--- Study material Enclosed Below ---

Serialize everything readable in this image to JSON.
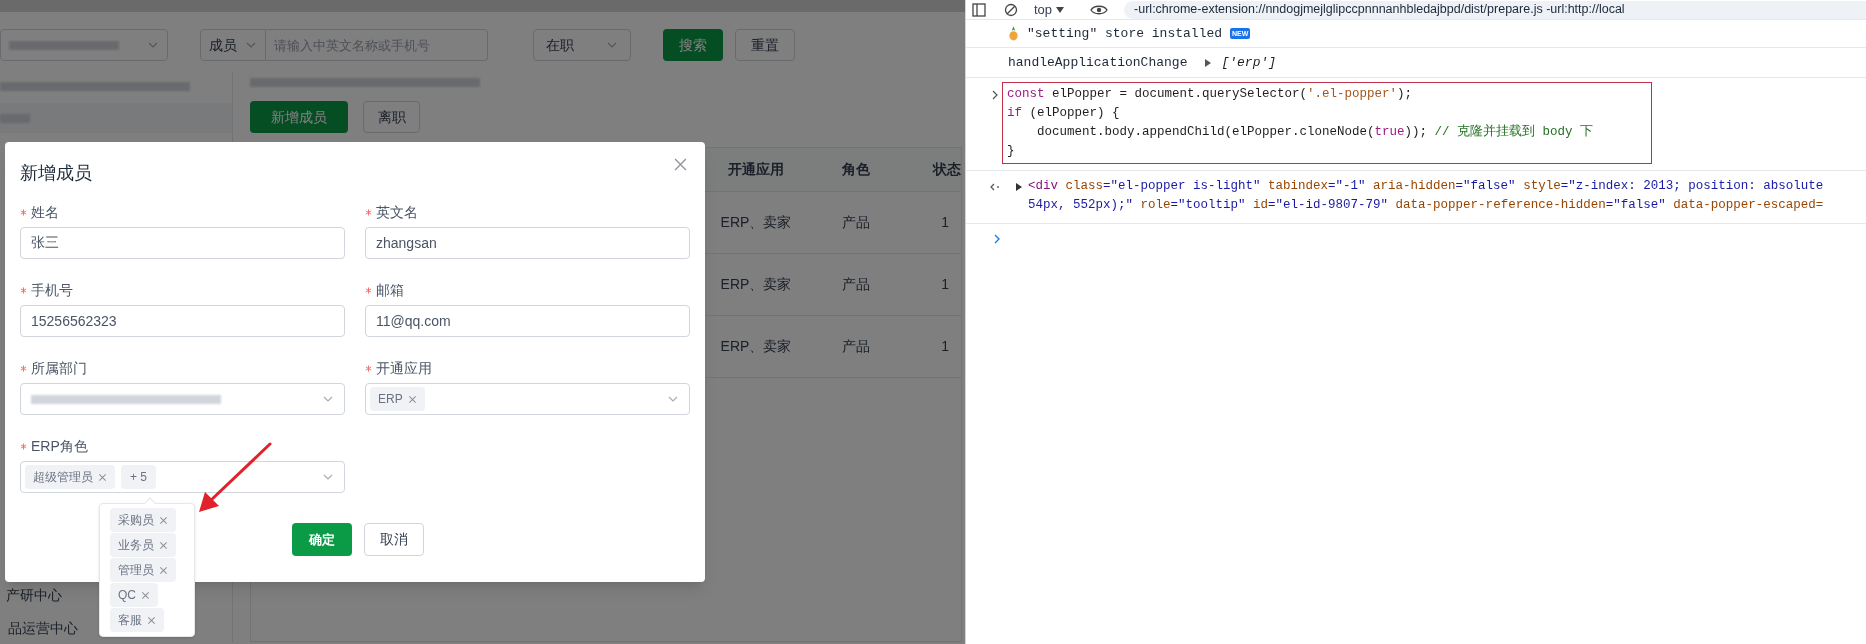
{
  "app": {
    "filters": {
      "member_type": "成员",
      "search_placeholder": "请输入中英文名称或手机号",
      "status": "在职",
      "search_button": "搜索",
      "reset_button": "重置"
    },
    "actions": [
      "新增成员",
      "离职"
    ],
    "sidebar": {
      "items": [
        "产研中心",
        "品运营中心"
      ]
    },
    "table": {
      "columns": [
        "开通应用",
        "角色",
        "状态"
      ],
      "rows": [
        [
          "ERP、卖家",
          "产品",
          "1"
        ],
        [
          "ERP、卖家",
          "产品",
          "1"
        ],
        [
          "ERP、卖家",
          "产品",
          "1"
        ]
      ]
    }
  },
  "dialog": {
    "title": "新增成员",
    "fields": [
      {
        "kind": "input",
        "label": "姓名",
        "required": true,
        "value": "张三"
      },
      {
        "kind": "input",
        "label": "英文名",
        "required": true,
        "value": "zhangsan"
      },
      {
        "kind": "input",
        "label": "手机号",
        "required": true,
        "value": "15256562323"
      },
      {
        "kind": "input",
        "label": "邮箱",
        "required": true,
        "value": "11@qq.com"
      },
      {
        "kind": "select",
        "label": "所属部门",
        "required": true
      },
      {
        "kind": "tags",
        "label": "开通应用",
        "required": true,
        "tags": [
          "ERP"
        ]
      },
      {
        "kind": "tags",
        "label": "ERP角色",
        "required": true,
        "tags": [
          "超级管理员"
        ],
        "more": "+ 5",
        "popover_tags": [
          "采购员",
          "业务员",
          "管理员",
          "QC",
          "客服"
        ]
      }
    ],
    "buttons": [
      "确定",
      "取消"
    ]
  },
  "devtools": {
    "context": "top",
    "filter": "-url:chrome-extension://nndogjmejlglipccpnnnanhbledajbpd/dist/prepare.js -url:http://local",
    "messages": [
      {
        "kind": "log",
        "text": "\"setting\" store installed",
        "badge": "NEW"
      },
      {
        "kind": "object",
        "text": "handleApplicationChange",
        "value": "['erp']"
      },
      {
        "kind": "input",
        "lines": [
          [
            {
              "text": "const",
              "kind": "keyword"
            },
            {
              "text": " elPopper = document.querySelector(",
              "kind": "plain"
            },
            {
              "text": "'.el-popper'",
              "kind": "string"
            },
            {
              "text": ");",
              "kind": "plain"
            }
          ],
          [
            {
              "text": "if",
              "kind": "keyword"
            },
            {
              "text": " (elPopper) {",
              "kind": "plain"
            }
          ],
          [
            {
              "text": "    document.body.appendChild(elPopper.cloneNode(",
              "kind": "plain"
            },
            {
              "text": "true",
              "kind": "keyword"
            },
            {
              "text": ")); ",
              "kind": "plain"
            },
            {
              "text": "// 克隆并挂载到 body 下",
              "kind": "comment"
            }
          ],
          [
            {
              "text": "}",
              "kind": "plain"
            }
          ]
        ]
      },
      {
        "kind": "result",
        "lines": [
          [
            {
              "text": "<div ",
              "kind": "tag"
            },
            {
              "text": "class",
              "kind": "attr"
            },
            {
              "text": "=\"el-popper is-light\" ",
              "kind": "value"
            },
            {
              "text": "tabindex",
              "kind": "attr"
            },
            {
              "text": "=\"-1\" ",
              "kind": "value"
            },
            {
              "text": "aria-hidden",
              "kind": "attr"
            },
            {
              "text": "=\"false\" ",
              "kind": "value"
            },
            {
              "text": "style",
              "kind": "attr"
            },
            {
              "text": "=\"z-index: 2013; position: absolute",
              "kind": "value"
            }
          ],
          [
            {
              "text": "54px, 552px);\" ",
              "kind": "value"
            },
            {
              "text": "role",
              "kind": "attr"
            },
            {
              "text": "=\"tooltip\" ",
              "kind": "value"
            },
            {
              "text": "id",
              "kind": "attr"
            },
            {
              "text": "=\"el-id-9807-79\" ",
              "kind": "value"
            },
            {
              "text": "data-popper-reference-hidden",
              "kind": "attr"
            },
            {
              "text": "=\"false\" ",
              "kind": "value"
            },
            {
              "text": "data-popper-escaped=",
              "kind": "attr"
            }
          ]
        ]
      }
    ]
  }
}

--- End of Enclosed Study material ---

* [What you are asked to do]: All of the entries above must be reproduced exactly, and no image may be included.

* [Solution]:
Serialize everything readable in this image to JSON.
{
  "app": {
    "filters": {
      "member_type": "成员",
      "search_placeholder": "请输入中英文名称或手机号",
      "status": "在职",
      "search_button": "搜索",
      "reset_button": "重置"
    },
    "actions": [
      "新增成员",
      "离职"
    ],
    "sidebar": {
      "items": [
        "产研中心",
        "品运营中心"
      ]
    },
    "table": {
      "columns": [
        "开通应用",
        "角色",
        "状态"
      ],
      "rows": [
        [
          "ERP、卖家",
          "产品",
          "1"
        ],
        [
          "ERP、卖家",
          "产品",
          "1"
        ],
        [
          "ERP、卖家",
          "产品",
          "1"
        ]
      ]
    }
  },
  "dialog": {
    "title": "新增成员",
    "fields": [
      {
        "kind": "input",
        "label": "姓名",
        "required": true,
        "value": "张三"
      },
      {
        "kind": "input",
        "label": "英文名",
        "required": true,
        "value": "zhangsan"
      },
      {
        "kind": "input",
        "label": "手机号",
        "required": true,
        "value": "15256562323"
      },
      {
        "kind": "input",
        "label": "邮箱",
        "required": true,
        "value": "11@qq.com"
      },
      {
        "kind": "select",
        "label": "所属部门",
        "required": true
      },
      {
        "kind": "tags",
        "label": "开通应用",
        "required": true,
        "tags": [
          "ERP"
        ]
      },
      {
        "kind": "tags",
        "label": "ERP角色",
        "required": true,
        "tags": [
          "超级管理员"
        ],
        "more": "+ 5",
        "popover_tags": [
          "采购员",
          "业务员",
          "管理员",
          "QC",
          "客服"
        ]
      }
    ],
    "buttons": [
      "确定",
      "取消"
    ]
  },
  "devtools": {
    "context": "top",
    "filter": "-url:chrome-extension://nndogjmejlglipccpnnnanhbledajbpd/dist/prepare.js -url:http://local",
    "messages": [
      {
        "kind": "log",
        "text": "\"setting\" store installed",
        "badge": "NEW"
      },
      {
        "kind": "object",
        "text": "handleApplicationChange",
        "value": "['erp']"
      },
      {
        "kind": "input",
        "lines": [
          [
            {
              "text": "const",
              "kind": "keyword"
            },
            {
              "text": " elPopper = document.querySelector(",
              "kind": "plain"
            },
            {
              "text": "'.el-popper'",
              "kind": "string"
            },
            {
              "text": ");",
              "kind": "plain"
            }
          ],
          [
            {
              "text": "if",
              "kind": "keyword"
            },
            {
              "text": " (elPopper) {",
              "kind": "plain"
            }
          ],
          [
            {
              "text": "    document.body.appendChild(elPopper.cloneNode(",
              "kind": "plain"
            },
            {
              "text": "true",
              "kind": "keyword"
            },
            {
              "text": ")); ",
              "kind": "plain"
            },
            {
              "text": "// 克隆并挂载到 body 下",
              "kind": "comment"
            }
          ],
          [
            {
              "text": "}",
              "kind": "plain"
            }
          ]
        ]
      },
      {
        "kind": "result",
        "lines": [
          [
            {
              "text": "<div ",
              "kind": "tag"
            },
            {
              "text": "class",
              "kind": "attr"
            },
            {
              "text": "=\"el-popper is-light\" ",
              "kind": "value"
            },
            {
              "text": "tabindex",
              "kind": "attr"
            },
            {
              "text": "=\"-1\" ",
              "kind": "value"
            },
            {
              "text": "aria-hidden",
              "kind": "attr"
            },
            {
              "text": "=\"false\" ",
              "kind": "value"
            },
            {
              "text": "style",
              "kind": "attr"
            },
            {
              "text": "=\"z-index: 2013; position: absolute",
              "kind": "value"
            }
          ],
          [
            {
              "text": "54px, 552px);\" ",
              "kind": "value"
            },
            {
              "text": "role",
              "kind": "attr"
            },
            {
              "text": "=\"tooltip\" ",
              "kind": "value"
            },
            {
              "text": "id",
              "kind": "attr"
            },
            {
              "text": "=\"el-id-9807-79\" ",
              "kind": "value"
            },
            {
              "text": "data-popper-reference-hidden",
              "kind": "attr"
            },
            {
              "text": "=\"false\" ",
              "kind": "value"
            },
            {
              "text": "data-popper-escaped=",
              "kind": "attr"
            }
          ]
        ]
      }
    ]
  }
}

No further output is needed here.